Bulk tank somatic cell counts continue to decline.

The was the bottom line of a report released last September by the USDA Animal and Plant Health Inspection Service (APHIS), National Animal Health Monitoring System (NAHMS), which looked at 2011 bulk tank somatic cell counts (BTSCCs) from four of the 10 Federal Milk Marketing Orders. Overall, BTSCCs have decreased every year since 2007.

There are a number of reasons why BTSCC values continue to fall, including quality bonuses and increased awareness of the importance that processors place on producing high-quality milk.

It also has a lot to do with on-farm management of mastitis and milk quality.

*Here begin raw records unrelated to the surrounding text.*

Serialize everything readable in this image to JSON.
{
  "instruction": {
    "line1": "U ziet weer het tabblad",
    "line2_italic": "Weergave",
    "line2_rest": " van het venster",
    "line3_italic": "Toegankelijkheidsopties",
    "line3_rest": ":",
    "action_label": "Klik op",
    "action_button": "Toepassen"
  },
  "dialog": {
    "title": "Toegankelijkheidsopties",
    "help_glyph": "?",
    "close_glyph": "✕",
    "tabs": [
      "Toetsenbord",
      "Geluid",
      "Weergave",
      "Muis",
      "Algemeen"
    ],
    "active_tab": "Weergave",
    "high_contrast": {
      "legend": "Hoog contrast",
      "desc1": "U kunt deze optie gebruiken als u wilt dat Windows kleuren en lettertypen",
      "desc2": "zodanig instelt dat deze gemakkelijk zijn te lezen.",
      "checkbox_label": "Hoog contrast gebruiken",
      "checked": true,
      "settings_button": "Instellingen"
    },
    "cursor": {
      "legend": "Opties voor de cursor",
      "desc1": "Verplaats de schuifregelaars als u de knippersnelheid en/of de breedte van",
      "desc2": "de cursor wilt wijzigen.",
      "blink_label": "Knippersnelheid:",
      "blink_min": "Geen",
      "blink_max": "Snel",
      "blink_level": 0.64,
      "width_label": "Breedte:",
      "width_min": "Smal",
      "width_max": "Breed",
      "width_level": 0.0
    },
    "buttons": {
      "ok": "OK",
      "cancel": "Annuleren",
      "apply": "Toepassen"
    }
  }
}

“Many of the best management practices that have been long recommended and are known to reduce mastitis and improve milk quality are now highly adopted and almost seen as just standard procedures on most dairy farms,” says Pam Ruegg, extension milk-quality specialist and veterinarian with the University of Wisconsin. “For example, virtually everyone uses pre- and post-milking teat disinfection, most conventional farmers administer dry cow treatments to every quarter of every cow at the end of every lactation, and most cows are milked using modern milking equipment that is serviced on a regular basis.”

Ruegg says that there also continues to be more consistency in milking routines and most cows today are probably milked with some version of the strip, dip, dry, apply procedure.

“Finally, the rapid expansion of many dairy farms and the resulting reduced age of the average cow on those farms is advantageous to producing milk that has lower SCC because younger cows typically have less chronic mastitis infections.”

Read more in “BTSCC continues to drop” in the January 2013 issue of Bovine Veterinarian, a sister publication of Dairy Herd Management.